(Excerpts from an interface dataset)
Segment Open

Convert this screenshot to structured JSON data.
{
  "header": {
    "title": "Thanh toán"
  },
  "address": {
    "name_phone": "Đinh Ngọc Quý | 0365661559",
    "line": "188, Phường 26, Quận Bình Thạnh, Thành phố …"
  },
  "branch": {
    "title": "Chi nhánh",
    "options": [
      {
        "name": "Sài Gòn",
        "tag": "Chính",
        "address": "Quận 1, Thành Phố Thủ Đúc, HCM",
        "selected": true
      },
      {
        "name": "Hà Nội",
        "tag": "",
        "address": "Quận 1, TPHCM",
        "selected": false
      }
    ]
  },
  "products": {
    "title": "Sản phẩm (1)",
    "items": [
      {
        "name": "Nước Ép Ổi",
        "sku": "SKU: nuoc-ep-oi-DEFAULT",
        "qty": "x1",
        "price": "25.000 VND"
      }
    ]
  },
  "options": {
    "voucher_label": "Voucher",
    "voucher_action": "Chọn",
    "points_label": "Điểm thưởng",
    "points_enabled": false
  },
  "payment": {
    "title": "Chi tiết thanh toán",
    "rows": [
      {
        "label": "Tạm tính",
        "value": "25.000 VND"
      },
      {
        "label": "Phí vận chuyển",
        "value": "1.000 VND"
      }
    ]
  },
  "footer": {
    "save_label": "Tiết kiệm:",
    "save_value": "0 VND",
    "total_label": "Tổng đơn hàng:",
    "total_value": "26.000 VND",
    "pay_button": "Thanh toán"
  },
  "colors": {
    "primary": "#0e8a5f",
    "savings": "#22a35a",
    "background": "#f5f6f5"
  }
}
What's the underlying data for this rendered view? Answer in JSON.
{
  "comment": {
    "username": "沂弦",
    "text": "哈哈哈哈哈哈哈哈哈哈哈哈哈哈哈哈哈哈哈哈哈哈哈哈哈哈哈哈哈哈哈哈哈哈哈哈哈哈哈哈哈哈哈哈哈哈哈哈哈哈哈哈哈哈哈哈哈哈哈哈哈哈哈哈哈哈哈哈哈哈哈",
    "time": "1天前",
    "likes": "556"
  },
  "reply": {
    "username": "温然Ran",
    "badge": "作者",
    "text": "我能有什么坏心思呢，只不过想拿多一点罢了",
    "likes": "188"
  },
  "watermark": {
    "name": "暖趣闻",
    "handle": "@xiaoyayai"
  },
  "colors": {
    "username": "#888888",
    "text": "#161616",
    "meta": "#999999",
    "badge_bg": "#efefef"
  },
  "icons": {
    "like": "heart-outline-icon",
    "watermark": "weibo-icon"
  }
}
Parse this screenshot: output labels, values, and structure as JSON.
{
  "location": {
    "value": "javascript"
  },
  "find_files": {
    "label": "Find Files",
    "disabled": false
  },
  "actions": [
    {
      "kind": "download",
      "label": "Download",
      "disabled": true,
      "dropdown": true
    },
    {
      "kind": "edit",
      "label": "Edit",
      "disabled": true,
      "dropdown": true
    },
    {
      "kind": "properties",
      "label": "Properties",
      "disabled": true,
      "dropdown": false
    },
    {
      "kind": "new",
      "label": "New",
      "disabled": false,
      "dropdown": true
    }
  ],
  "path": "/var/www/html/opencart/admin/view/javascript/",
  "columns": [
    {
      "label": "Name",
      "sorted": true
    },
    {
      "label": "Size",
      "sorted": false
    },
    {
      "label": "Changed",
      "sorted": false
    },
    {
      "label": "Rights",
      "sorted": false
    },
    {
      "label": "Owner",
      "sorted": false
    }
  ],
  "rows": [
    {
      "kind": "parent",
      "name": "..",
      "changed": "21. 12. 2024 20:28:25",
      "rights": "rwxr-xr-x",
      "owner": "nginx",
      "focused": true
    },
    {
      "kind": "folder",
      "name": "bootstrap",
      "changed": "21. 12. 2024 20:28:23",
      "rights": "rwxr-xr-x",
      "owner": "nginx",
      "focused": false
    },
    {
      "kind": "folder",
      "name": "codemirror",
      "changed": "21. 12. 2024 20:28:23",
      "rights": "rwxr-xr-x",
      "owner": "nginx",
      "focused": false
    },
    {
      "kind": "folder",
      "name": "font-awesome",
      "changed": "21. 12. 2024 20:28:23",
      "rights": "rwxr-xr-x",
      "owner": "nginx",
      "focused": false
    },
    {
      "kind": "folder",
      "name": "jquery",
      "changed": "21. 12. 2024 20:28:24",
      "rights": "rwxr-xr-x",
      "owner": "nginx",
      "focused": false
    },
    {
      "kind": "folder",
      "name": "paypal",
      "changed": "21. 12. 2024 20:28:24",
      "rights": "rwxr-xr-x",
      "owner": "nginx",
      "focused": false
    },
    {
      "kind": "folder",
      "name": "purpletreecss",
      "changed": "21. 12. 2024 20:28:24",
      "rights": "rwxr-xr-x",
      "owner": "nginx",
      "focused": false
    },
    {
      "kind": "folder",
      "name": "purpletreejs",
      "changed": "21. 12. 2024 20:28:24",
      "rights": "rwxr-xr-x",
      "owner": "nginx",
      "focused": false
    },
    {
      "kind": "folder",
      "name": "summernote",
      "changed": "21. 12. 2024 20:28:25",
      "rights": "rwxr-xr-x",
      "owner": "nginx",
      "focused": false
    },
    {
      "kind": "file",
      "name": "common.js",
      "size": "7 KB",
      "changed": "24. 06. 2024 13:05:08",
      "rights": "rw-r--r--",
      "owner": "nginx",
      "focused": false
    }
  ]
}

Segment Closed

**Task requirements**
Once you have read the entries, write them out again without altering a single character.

**Solution for this exercise**
Convert this screenshot to structured JSON data.
{
  "header": {
    "title": "Thanh toán"
  },
  "address": {
    "name_phone": "Đinh Ngọc Quý | 0365661559",
    "line": "188, Phường 26, Quận Bình Thạnh, Thành phố …"
  },
  "branch": {
    "title": "Chi nhánh",
    "options": [
      {
        "name": "Sài Gòn",
        "tag": "Chính",
        "address": "Quận 1, Thành Phố Thủ Đúc, HCM",
        "selected": true
      },
      {
        "name": "Hà Nội",
        "tag": "",
        "address": "Quận 1, TPHCM",
        "selected": false
      }
    ]
  },
  "products": {
    "title": "Sản phẩm (1)",
    "items": [
      {
        "name": "Nước Ép Ổi",
        "sku": "SKU: nuoc-ep-oi-DEFAULT",
        "qty": "x1",
        "price": "25.000 VND"
      }
    ]
  },
  "options": {
    "voucher_label": "Voucher",
    "voucher_action": "Chọn",
    "points_label": "Điểm thưởng",
    "points_enabled": false
  },
  "payment": {
    "title": "Chi tiết thanh toán",
    "rows": [
      {
        "label": "Tạm tính",
        "value": "25.000 VND"
      },
      {
        "label": "Phí vận chuyển",
        "value": "1.000 VND"
      }
    ]
  },
  "footer": {
    "save_label": "Tiết kiệm:",
    "save_value": "0 VND",
    "total_label": "Tổng đơn hàng:",
    "total_value": "26.000 VND",
    "pay_button": "Thanh toán"
  },
  "colors": {
    "primary": "#0e8a5f",
    "savings": "#22a35a",
    "background": "#f5f6f5"
  }
}
What's the underlying data for this rendered view? Answer in JSON.
{
  "comment": {
    "username": "沂弦",
    "text": "哈哈哈哈哈哈哈哈哈哈哈哈哈哈哈哈哈哈哈哈哈哈哈哈哈哈哈哈哈哈哈哈哈哈哈哈哈哈哈哈哈哈哈哈哈哈哈哈哈哈哈哈哈哈哈哈哈哈哈哈哈哈哈哈哈哈哈哈哈哈哈",
    "time": "1天前",
    "likes": "556"
  },
  "reply": {
    "username": "温然Ran",
    "badge": "作者",
    "text": "我能有什么坏心思呢，只不过想拿多一点罢了",
    "likes": "188"
  },
  "watermark": {
    "name": "暖趣闻",
    "handle": "@xiaoyayai"
  },
  "colors": {
    "username": "#888888",
    "text": "#161616",
    "meta": "#999999",
    "badge_bg": "#efefef"
  },
  "icons": {
    "like": "heart-outline-icon",
    "watermark": "weibo-icon"
  }
}
Parse this screenshot: output labels, values, and structure as JSON.
{
  "location": {
    "value": "javascript"
  },
  "find_files": {
    "label": "Find Files",
    "disabled": false
  },
  "actions": [
    {
      "kind": "download",
      "label": "Download",
      "disabled": true,
      "dropdown": true
    },
    {
      "kind": "edit",
      "label": "Edit",
      "disabled": true,
      "dropdown": true
    },
    {
      "kind": "properties",
      "label": "Properties",
      "disabled": true,
      "dropdown": false
    },
    {
      "kind": "new",
      "label": "New",
      "disabled": false,
      "dropdown": true
    }
  ],
  "path": "/var/www/html/opencart/admin/view/javascript/",
  "columns": [
    {
      "label": "Name",
      "sorted": true
    },
    {
      "label": "Size",
      "sorted": false
    },
    {
      "label": "Changed",
      "sorted": false
    },
    {
      "label": "Rights",
      "sorted": false
    },
    {
      "label": "Owner",
      "sorted": false
    }
  ],
  "rows": [
    {
      "kind": "parent",
      "name": "..",
      "changed": "21. 12. 2024 20:28:25",
      "rights": "rwxr-xr-x",
      "owner": "nginx",
      "focused": true
    },
    {
      "kind": "folder",
      "name": "bootstrap",
      "changed": "21. 12. 2024 20:28:23",
      "rights": "rwxr-xr-x",
      "owner": "nginx",
      "focused": false
    },
    {
      "kind": "folder",
      "name": "codemirror",
      "changed": "21. 12. 2024 20:28:23",
      "rights": "rwxr-xr-x",
      "owner": "nginx",
      "focused": false
    },
    {
      "kind": "folder",
      "name": "font-awesome",
      "changed": "21. 12. 2024 20:28:23",
      "rights": "rwxr-xr-x",
      "owner": "nginx",
      "focused": false
    },
    {
      "kind": "folder",
      "name": "jquery",
      "changed": "21. 12. 2024 20:28:24",
      "rights": "rwxr-xr-x",
      "owner": "nginx",
      "focused": false
    },
    {
      "kind": "folder",
      "name": "paypal",
      "changed": "21. 12. 2024 20:28:24",
      "rights": "rwxr-xr-x",
      "owner": "nginx",
      "focused": false
    },
    {
      "kind": "folder",
      "name": "purpletreecss",
      "changed": "21. 12. 2024 20:28:24",
      "rights": "rwxr-xr-x",
      "owner": "nginx",
      "focused": false
    },
    {
      "kind": "folder",
      "name": "purpletreejs",
      "changed": "21. 12. 2024 20:28:24",
      "rights": "rwxr-xr-x",
      "owner": "nginx",
      "focused": false
    },
    {
      "kind": "folder",
      "name": "summernote",
      "changed": "21. 12. 2024 20:28:25",
      "rights": "rwxr-xr-x",
      "owner": "nginx",
      "focused": false
    },
    {
      "kind": "file",
      "name": "common.js",
      "size": "7 KB",
      "changed": "24. 06. 2024 13:05:08",
      "rights": "rw-r--r--",
      "owner": "nginx",
      "focused": false
    }
  ]
}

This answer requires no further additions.